SAN DIEGO – The splendor of Mayan civilization is captured in a compact exhibit here at the Natural History Museum in Balboa Park.
“Maya: Hidden Worlds Revealed” blends authentic artifacts, paintings, photographs, true-scale replicas of architecture and statuary and interactive modules to bring into sharp focus a civilization that still holds mysteries today.
“Hidden Worlds Revealed” will remain through Jan. 3, 2016. It’s the second exhibit in less than a year at the NAT, as the museum is known, to feature ancient civilizations half a world apart. An exhibit about King Tut ended a six-month stay in April.
Mayan territory spread across lush jungles and highlands that extended over southeastern Mexico, including the Yucatan Peninsula, and included all of Guatemala and Belize and the western portions of Honduras and El Salvador.
The rise and decline of the Mayans was typical of other pre-Columbian cultures such as the Olmecas, Aztecs, Incas and the ancient Puebloans in the Four Corners of what is now the United States.
The Mayans were known for their striking architecture, advanced mathematics and their predictions of eclipses and other celestial events based on centuries of meticulous record-keeping involving the position of sun, moon and stars.
The Mayans also had the only fully-developed writing system in pre-Columbian America.
The story of the Mayans is told here with artifacts, photos, to-scale replicas and recorded interviews supplemented by numerous interactive devices to entertain and educate kids of all ages.
Visitors learn that Mayan life centered on city-states that formed alliances, traded and warred endlessly with one another. Lack of navigable rivers, beasts of burden and wheeled vehicles prevented any single ruler from unifying his authority over a vast area.
Mayan society was closely bound to belief in dieties and life/death/after-life existences. Legend holds that creator gods sacrificed the maize god and created people from its dough. In turn, Mayans offered music, food, incense and blood-lettings to appease the gods.
The first contact of the Mayans with Spaniards came in the early 16th century, with the last Mayan city falling in 1697.
Exhibits, videos and informational panels in English and Spanish offer details. The exhibit is contained in 10,000 square feet.

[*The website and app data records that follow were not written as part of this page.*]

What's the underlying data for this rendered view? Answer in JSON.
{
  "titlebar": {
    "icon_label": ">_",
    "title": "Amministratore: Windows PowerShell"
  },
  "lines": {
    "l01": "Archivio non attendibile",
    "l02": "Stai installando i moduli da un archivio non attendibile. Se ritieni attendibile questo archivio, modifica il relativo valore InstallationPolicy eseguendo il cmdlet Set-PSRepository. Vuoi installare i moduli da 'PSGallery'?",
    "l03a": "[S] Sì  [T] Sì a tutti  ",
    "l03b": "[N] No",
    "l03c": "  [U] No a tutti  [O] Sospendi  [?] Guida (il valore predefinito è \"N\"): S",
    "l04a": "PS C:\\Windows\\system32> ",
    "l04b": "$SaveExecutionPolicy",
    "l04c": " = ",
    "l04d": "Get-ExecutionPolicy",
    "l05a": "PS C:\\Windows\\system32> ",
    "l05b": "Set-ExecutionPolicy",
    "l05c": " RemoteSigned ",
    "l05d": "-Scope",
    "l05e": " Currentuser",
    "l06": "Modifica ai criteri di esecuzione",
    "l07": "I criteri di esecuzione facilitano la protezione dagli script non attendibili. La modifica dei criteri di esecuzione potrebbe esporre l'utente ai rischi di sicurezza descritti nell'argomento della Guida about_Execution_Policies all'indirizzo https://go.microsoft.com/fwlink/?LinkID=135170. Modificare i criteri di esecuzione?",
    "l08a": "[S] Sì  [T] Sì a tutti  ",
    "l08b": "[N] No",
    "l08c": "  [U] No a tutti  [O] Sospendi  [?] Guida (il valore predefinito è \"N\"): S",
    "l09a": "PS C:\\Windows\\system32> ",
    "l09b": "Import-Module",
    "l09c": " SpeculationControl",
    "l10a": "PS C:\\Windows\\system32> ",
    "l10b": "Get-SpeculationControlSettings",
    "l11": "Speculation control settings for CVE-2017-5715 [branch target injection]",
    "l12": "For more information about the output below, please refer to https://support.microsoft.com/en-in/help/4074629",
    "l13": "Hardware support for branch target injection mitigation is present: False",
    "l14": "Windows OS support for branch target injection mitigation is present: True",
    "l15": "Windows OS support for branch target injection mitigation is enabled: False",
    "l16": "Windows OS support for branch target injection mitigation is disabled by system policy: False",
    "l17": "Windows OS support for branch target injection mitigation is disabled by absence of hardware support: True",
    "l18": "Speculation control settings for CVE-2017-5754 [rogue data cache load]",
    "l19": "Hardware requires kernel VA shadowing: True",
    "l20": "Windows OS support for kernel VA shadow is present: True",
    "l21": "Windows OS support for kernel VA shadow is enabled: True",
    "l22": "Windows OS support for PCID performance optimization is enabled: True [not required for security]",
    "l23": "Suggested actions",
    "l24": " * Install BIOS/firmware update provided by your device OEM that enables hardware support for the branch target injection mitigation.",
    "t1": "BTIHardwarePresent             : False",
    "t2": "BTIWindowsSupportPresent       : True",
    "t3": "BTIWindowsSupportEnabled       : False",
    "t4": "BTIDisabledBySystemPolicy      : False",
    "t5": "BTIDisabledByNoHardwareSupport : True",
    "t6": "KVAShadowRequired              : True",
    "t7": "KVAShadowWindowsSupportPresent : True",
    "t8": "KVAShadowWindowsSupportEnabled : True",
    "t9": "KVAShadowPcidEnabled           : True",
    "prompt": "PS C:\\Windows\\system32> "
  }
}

Among the 240 authentic artifacts are a stucco bust, a skull, bones, spear points, pots and serving dishes, jewelry, beads and shells. The materials used in adornments differentiated the elite from commoners. Jade and obsidian were reserved for members of the upper society; commoners made do with shells, clay and mother of pearl.
Paintings at one stop on the museum’s self-guided tour depict a Mayan ball game reminiscent of soccer in which hands were not used.
Visitors are invited to heft an eight-pound, solid-rubber ball similar to one used in the game. Nearby, under glass, is a U-shaped belt made of volcanic tuff that was worn around the waist by ball-game participants to protect their innards from the impact of the ball.
The ball, formed from a mixture of latex and juice from the morning glory vine, amazed Spanish adventurers because in Europe at the time, balls were made of wood, cloth and leather.
Hernan Cortes reportedly was so taken by the game that he returned to Spain in 1528 with native players who performed for King Carlos V.
Curious visitors can try their hand at stacking building blocks to create Mayan-style structures. Mayans used stepped layers of blocks, each layer protruding only slightly from the one below it in order to maintain balance without the use of a cement.
The exhibition brings together contributions from the Science Museum of Minnesota, the Denver Museum of Nature and Science, the Peabody Museum, the University of Pennsylvania Museum, the San Diego Museum of Man, the Museum of Science, Boston, and the National Institute for Culture and History in Belize.
The NAT constantly is on the lookout for new exhibits, museum spokeswoman April Tellez said.
Next up, “Whales: Giants of the Deep” is scheduled to run from March 19 through Sept. 6, 2016.